There’s a memorable scene in the movie Silence of the Lambs, when Jodie Foster’s FBI supervisor points out that assumptions are treacherous “Because when you assume, you make an “ass” out of “u” and me…”
I was thinking about that today, as I prepare for another Critique Week, here at StoryADay.
When I interviewed Matthew Salesses, author of Craft in the Modern World, he talked about the difficulty of giving meaningful feedback to other writers if we don’t root out our unconscious biases.
Chances are, if you’re like me, most of the literary greats you were exposed to at school were white, male, and dead.
“Good stories” were those that were modeled after Faulkner or Joyce, or Poe.

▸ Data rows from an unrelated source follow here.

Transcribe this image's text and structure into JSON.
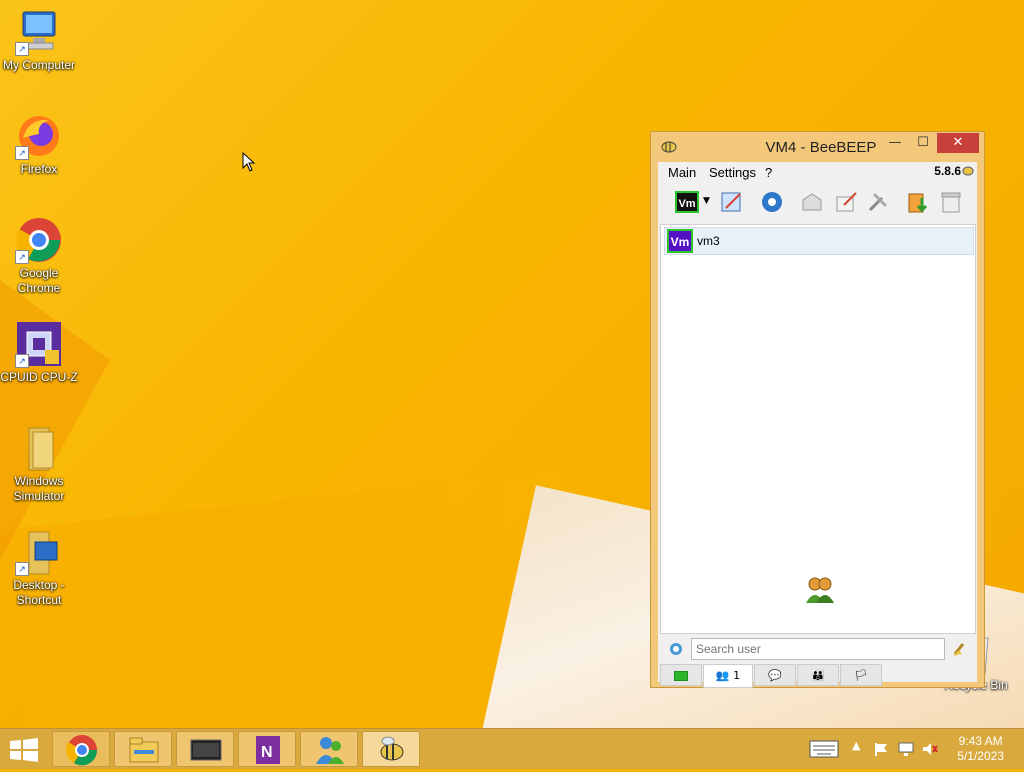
{
  "desktop": {
    "icons": [
      {
        "label": "My Computer",
        "icon": "my-computer-icon"
      },
      {
        "label": "Firefox",
        "icon": "firefox-icon"
      },
      {
        "label": "Google Chrome",
        "icon": "chrome-icon"
      },
      {
        "label": "CPUID CPU-Z",
        "icon": "cpuz-icon"
      },
      {
        "label": "Windows Simulator",
        "icon": "folder-icon"
      },
      {
        "label": "Desktop - Shortcut",
        "icon": "desktop-shortcut-icon"
      }
    ],
    "recycle_bin": "Recycle Bin"
  },
  "window": {
    "title": "VM4 - BeeBEEP",
    "menu": [
      "Main",
      "Settings",
      "?"
    ],
    "version": "5.8.6",
    "users": [
      {
        "badge": "Vm",
        "name": "vm3"
      }
    ],
    "my_badge": "Vm",
    "search_placeholder": "Search user",
    "tab_count": "1",
    "controls": {
      "minimize": "—",
      "maximize": "☐",
      "close": "✕"
    }
  },
  "taskbar": {
    "apps": [
      "start",
      "chrome",
      "file-explorer",
      "desktop-window",
      "onenote",
      "messenger",
      "beebeep"
    ],
    "time": "9:43 AM",
    "date": "5/1/2023"
  },
  "colors": {
    "badge": "#5512c4",
    "accent": "#c7403a",
    "desktop": "#f8b600"
  }
}
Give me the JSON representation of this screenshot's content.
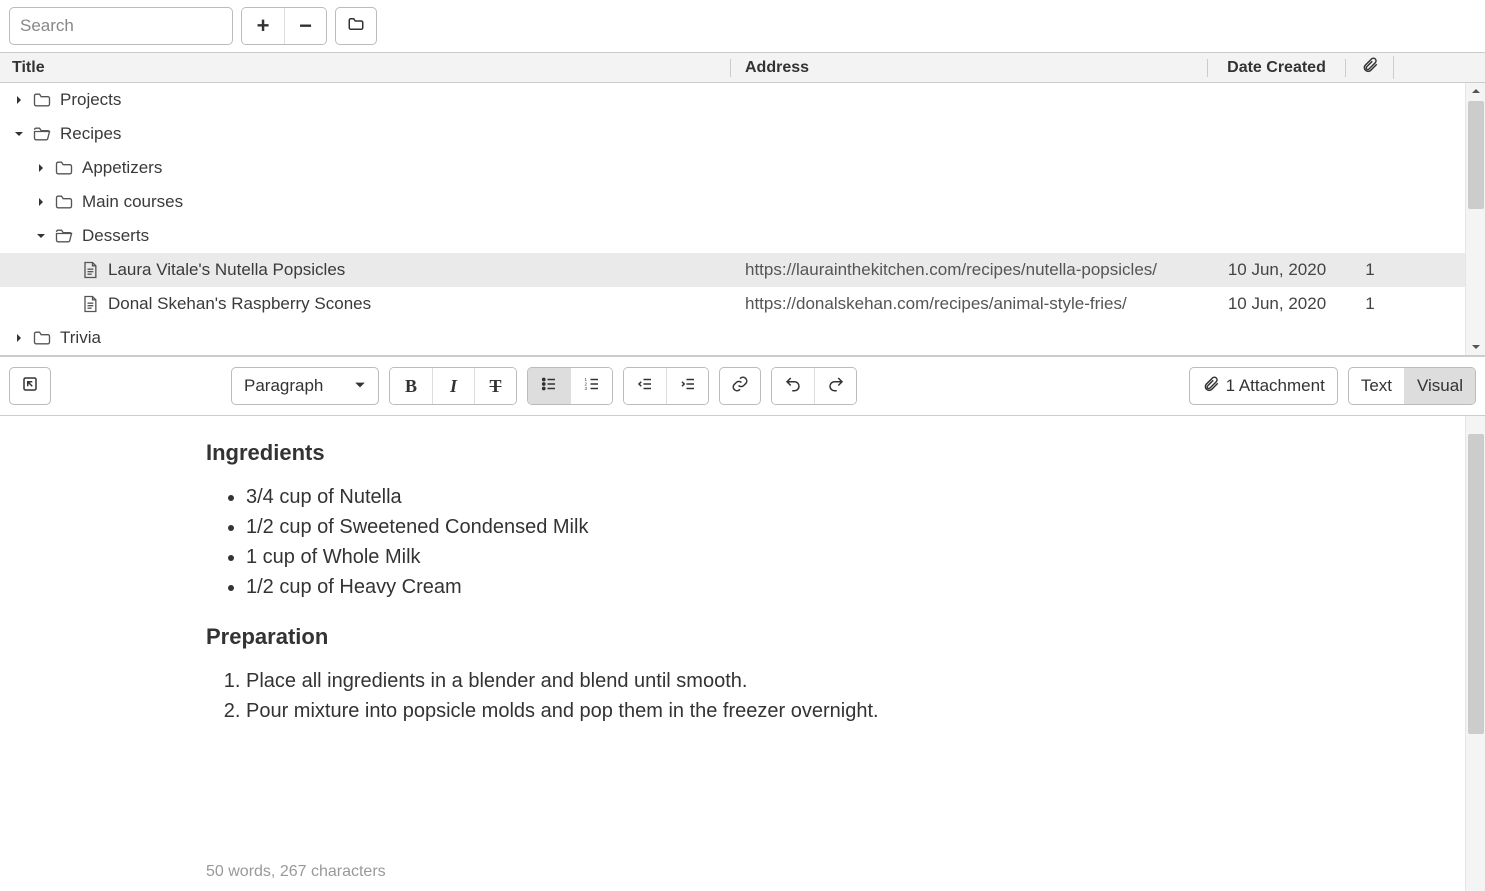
{
  "toolbar": {
    "search_placeholder": "Search",
    "plus": "+",
    "minus": "−"
  },
  "headers": {
    "title": "Title",
    "address": "Address",
    "date": "Date Created"
  },
  "tree": [
    {
      "label": "Projects",
      "kind": "folder",
      "expanded": false,
      "indent": 1
    },
    {
      "label": "Recipes",
      "kind": "folder-open",
      "expanded": true,
      "indent": 1
    },
    {
      "label": "Appetizers",
      "kind": "folder",
      "expanded": false,
      "indent": 2
    },
    {
      "label": "Main courses",
      "kind": "folder",
      "expanded": false,
      "indent": 2
    },
    {
      "label": "Desserts",
      "kind": "folder-open",
      "expanded": true,
      "indent": 2
    },
    {
      "label": "Laura Vitale's Nutella Popsicles",
      "kind": "page",
      "indent": 3,
      "selected": true,
      "address": "https://laurainthekitchen.com/recipes/nutella-popsicles/",
      "date": "10 Jun, 2020",
      "att": "1"
    },
    {
      "label": "Donal Skehan's Raspberry Scones",
      "kind": "page",
      "indent": 3,
      "address": "https://donalskehan.com/recipes/animal-style-fries/",
      "date": "10 Jun, 2020",
      "att": "1"
    },
    {
      "label": "Trivia",
      "kind": "folder",
      "expanded": false,
      "indent": 1
    }
  ],
  "editor_toolbar": {
    "para": "Paragraph",
    "attach": "1 Attachment",
    "mode_text": "Text",
    "mode_visual": "Visual"
  },
  "doc": {
    "h_ingredients": "Ingredients",
    "ingredients": [
      "3/4 cup of Nutella",
      "1/2 cup of Sweetened Condensed Milk",
      "1 cup of Whole Milk",
      "1/2 cup of Heavy Cream"
    ],
    "h_prep": "Preparation",
    "steps": [
      "Place all ingredients in a blender and blend until smooth.",
      "Pour mixture into popsicle molds and pop them in the freezer overnight."
    ]
  },
  "status": "50 words, 267 characters"
}
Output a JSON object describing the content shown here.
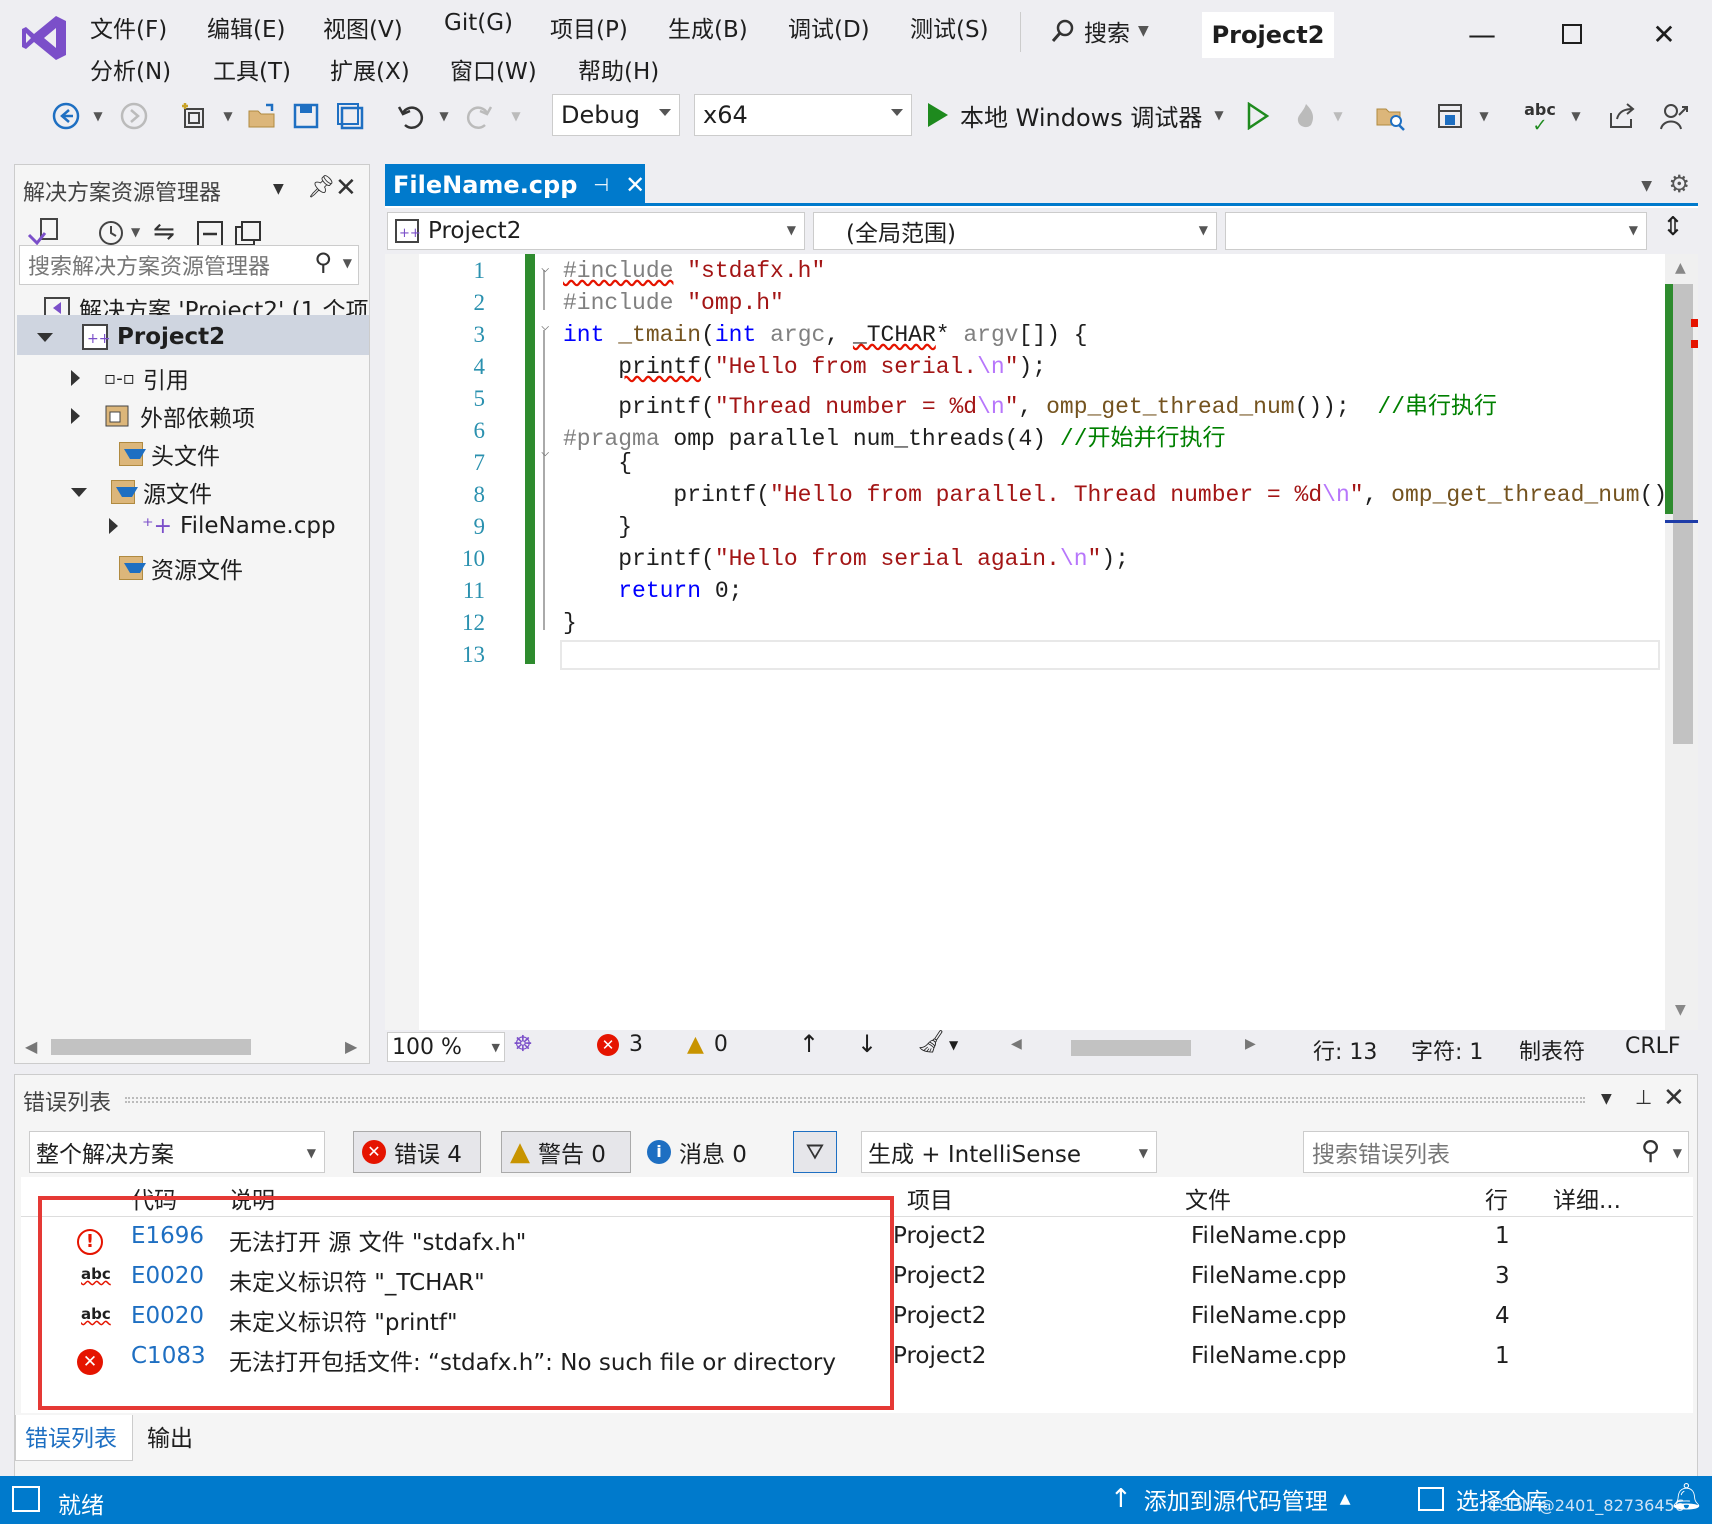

But what if you’re being asked to read a story by your friend who is queer, 25, and an immigrant from Nigeria? How do you ‘judge’ that story?
How To Be A Sensitive Reader
In my experience, the best way to give helpful feedback is to get into conversation with the writer.
Some useful questions include:
- Who are you writing this for? (Accepting, humbly, that I might not be the target audience.)
- How do you want the reader to feel at various points in your story?
- Are there any cultural storytelling norms you’re using that I might need to know (if I’m not your target audience)?
I hope this gives you confidence to say ‘yes’, next time someone asks you for feedback.
P. S. If you’re interesting in getting great feedback from some talented and thoughtful writers, find out more about the StoryADay Critique Week.